Over the last decade, Intel has been including a tiny little microcontroller inside their CPUs. This microcontroller is connected to everything, and can shuttle data between your hard drive and your network adapter. It’s always on, even when the rest of your computer is off, and with the right software, you can wake it up over a network connection. Parts of this spy chip were included in the silicon at the behest of the NSA. In short, if you were designing a piece of hardware to spy on everyone using an Intel-branded computer, you would come up with something like the Intel Managment Engine.
Last week, researchers [Mark Ermolov] and [Maxim Goryachy] presented an exploit at BlackHat Europe allowing for arbitrary code execution on the Intel ME platform. This is only a local attack, one that requires physical access to a machine. The cat is out of the bag, though, and this is the exploit we’ve all been expecting. This is the exploit that forces Intel and OEMs to consider the security implications of the Intel Management Engine. What does this actually mean?
Continue reading “What You Need To Know About The Intel Management Engine”
If you have a computer with an Intel processor that’s newer than about 2007, odds are high that it also contains a mystery software package known as the Intel Management Engine (ME). The ME has complete access to the computer below the operating system and can access a network, the computer’s memory, and many other parts of the computer even when the computer is powered down. If you’re thinking that this seems like an incredible security vulnerability then you’re not alone, and a team at Black Hat Europe 2017 has demonstrated yet another flaw in this black box (PDF), allowing arbitrary code execution and bypassing many of the known ME protections.
[Mark Ermolov] and [Maxim Goryachy] are the two-man team that discovered this exploit, only the second of its kind in the 12 years that the ME has been deployed. Luckily, this exploit can’t be taken advantage of (yet) unless an attacker has physical access to the device. Intel’s firmware upgrades also do not solve the problem because the patches still allow for use of older versions of the ME. [Mark] and [Maxim] speculate in their presentation that this might be fixed on the next version of the ME, but also note that these security vulnerabilities would disappear if Intel would stop shipping processors with the ME.
We won’t hold our breath on Intel doing the right thing by eliminating the ME, though. It’s only a matter of time before someone discovers a zero-day (if they haven’t already, there’s no way to know) which could cripple pretty much every computer built within the last ten years. If you’re OK with using legacy hardware, though, it is possible to eliminate the management engine and have a computer that doesn’t have crippling security vulnerabilities built into it. This post was even written from one. Good luck doing anything more resource-intensive with it, though.
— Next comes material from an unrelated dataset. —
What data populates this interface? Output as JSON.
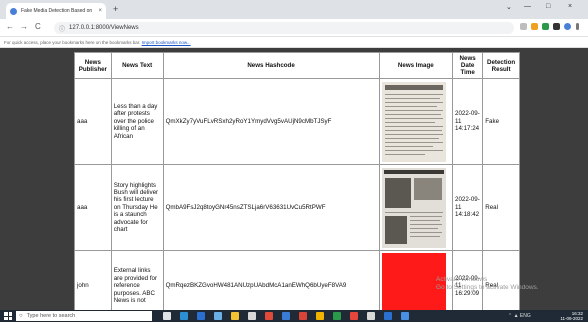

As an Apple user, I’ve become somewhat disillusioned over the past few years. Maybe it’s the spirit of Steve Jobs slowly vanishing from the company, or that Apple seems to care more about keeping up with expensive trends lately rather than setting them, or the nagging notion Apple doesn’t have my best interests as a user in mind.
Whatever it is, I was passively on the hunt for a new laptop with the pipe dream that one day I could junk my Apple for something even better. One that could run a *nix operating system of some sort, be made with quality hardware, and not concern me over privacy issues. I didn’t think that those qualities existed in a laptop at all, and that my 2012 MacBook Pro was the “lesser of evils” that I might as well keep using. But then, we published a ThinkPad think piece that had two words in it that led me on a weeks-long journey to the brand-new, eight-year-old laptop I’m currently working from. Those two words: “install libreboot”.
Continue reading “Harrowing Story of Installing Libreboot on ThinkPad”